Anzac Day at Murchison Settlement
We got up early on 25 April to drive 140km from Yuin Station to Murchison Settlement for the Anzac Day Dawn Ceremony. Fortunately due to the distances that most attendees had to drive, the dawn service was scheduled to start at 10am.
We’d allowed a couple of hours for the drive that involved following instructions to turn left after we’d crossed six cattle grids, slowing down to allow a pair of wedge-tailed eagles to move off the track (they’re not known for their rapid take-offs), half a dozen kangaroo sitings, five successful creek/river crossings, plus one aborted river crossing, a u-turn and a detour which added a few kilometres on to the journey. It’s slow going on these station tracks, especially after recent heavy rains and washed out areas.
Two and a half hours and 165km later we pulled into Murchison Settlement right on 10 o’clock.
Along with the four generations of Foulkes-Taylors from Yuin Station, our friends David and Frances from Wooleen Station were also there. Fortunately the day was running on “Murchison time” so there were some quick hellos and hugs before the ceremony got underway.
Shire president and Yuin station owner Rossco conducted the service. His wife Emma is also a current shire councillor. This may seem rather unusual but Murchison Settlement, which covers an area of 50,000 sq/km and 29 stations, has a population of just 113, not all of whom are eligible to stand. In fact it’s the only local government in Australia that doesn’t even have a town.
After the ceremony, there was morning tea in the area behind the red-dirt polo field where Rossco presented the annual Volunteer of the Year award to Paul Lukitsch.
Originally from Milwaukee Paul came to Australia as a much younger man and settled in the Northern Territory. A few years ago he decided to drive from the western-most point of Australia to the eastern-most. He reached Murchison Settlement when the weather broke and the roads were closed for several days. That gave Paul enough time to get to know the community and after completing his road trip he returned to Murchison Settlement to live. He now spends much of his time tending the long tunnel of vegetables he created. Locals can help themselves to fresh produce in return for a donation…Paul in turn donates that money to the Royal Flying Doctor Service.

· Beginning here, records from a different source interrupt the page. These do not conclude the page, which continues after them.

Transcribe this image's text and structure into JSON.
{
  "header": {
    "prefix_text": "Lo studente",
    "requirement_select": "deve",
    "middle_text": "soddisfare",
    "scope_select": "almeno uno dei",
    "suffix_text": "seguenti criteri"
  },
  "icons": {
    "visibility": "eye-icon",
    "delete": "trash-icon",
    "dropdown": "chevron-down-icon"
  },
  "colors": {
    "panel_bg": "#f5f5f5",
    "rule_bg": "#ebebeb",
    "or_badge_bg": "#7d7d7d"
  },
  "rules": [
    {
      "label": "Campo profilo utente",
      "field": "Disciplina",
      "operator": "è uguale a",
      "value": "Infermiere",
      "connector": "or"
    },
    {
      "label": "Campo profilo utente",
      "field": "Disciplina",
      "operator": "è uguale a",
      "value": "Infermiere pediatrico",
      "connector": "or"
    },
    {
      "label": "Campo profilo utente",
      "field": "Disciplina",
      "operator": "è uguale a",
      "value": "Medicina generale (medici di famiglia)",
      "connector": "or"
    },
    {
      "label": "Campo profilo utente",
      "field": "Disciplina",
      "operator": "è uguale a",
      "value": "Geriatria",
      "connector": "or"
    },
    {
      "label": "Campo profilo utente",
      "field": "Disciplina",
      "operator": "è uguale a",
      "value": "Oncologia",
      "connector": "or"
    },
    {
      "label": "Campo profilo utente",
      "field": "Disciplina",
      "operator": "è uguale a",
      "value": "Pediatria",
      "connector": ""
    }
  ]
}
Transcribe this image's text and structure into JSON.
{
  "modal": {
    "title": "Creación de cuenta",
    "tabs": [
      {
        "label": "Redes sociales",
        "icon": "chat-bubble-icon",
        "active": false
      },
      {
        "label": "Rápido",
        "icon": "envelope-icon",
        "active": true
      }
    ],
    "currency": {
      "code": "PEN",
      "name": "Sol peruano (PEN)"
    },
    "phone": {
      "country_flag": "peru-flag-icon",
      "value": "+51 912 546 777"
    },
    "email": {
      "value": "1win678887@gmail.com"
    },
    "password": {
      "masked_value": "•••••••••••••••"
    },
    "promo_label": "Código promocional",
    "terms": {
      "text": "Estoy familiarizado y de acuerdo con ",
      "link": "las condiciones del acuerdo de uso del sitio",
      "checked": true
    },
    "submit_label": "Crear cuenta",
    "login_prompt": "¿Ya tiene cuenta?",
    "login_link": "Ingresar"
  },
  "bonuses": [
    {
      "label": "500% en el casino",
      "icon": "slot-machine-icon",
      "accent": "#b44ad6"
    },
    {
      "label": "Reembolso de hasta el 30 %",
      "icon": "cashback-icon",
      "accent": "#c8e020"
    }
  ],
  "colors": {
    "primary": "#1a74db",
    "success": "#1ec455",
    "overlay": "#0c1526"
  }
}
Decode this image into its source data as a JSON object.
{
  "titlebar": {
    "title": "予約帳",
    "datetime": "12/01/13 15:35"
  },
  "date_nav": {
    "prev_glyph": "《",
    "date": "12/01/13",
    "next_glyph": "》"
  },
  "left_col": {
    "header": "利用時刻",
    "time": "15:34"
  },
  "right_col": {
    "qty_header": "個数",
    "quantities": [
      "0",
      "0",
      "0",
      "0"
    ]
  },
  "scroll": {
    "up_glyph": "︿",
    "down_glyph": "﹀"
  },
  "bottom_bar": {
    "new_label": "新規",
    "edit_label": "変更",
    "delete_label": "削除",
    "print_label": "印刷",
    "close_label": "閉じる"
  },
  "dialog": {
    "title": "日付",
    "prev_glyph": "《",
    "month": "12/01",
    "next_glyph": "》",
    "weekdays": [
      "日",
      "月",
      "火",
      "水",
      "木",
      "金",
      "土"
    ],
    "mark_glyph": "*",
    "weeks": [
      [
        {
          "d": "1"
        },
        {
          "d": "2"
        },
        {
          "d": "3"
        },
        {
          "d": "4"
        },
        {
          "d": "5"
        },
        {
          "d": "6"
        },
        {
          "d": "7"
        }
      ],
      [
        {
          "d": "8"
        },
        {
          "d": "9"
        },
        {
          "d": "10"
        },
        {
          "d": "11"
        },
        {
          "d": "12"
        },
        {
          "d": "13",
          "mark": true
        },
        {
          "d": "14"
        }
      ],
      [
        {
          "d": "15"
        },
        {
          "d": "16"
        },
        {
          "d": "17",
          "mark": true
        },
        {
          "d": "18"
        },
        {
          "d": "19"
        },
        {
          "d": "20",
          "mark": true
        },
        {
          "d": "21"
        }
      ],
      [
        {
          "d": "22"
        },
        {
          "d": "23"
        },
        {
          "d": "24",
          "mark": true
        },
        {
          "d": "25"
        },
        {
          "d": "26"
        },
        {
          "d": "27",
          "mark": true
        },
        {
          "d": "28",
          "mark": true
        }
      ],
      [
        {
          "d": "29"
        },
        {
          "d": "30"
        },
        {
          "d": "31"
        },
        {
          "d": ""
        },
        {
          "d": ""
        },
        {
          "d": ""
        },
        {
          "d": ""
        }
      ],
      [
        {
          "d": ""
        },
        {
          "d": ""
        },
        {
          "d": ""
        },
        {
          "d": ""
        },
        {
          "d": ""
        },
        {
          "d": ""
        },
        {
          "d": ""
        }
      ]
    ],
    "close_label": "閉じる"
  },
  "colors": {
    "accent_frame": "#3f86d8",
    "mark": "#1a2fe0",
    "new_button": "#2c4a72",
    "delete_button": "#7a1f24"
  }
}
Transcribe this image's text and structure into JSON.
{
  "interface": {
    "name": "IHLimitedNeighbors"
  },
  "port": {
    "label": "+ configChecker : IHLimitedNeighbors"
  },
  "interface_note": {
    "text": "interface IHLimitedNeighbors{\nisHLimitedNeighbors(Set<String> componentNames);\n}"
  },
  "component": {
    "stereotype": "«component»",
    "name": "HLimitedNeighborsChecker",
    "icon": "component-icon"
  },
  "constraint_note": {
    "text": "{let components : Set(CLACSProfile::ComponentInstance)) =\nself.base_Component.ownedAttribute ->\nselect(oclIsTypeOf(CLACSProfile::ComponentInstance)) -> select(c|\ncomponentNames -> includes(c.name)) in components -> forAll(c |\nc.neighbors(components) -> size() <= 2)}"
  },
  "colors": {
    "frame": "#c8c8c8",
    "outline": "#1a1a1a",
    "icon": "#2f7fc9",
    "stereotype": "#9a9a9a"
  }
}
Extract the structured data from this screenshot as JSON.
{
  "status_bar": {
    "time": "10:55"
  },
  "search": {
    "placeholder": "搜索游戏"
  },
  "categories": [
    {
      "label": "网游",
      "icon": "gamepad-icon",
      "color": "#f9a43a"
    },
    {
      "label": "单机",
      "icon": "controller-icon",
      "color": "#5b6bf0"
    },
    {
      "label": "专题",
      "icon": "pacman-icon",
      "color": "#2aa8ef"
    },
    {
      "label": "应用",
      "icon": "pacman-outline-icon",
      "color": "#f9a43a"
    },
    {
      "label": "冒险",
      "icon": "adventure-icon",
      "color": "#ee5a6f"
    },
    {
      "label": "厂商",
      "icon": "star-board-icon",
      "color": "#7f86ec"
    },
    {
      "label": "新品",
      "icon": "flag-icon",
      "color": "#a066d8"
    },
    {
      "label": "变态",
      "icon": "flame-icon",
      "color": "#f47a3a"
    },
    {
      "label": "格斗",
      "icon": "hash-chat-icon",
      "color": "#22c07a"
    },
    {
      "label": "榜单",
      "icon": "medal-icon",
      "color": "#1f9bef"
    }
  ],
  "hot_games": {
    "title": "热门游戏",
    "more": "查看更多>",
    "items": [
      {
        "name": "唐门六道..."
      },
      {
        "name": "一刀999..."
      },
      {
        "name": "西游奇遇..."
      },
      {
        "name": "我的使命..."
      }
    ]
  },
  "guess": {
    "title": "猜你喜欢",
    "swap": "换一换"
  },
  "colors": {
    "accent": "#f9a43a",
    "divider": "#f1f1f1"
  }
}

Following morning tea there was a lively community discussion around the feral dog and cat issue. A cricket match was scheduled but due to lack of numbers bowls and arm wrestling became the competitive pursuits for the afternoon for those who weren’t watching the Anzac footy game on the TV.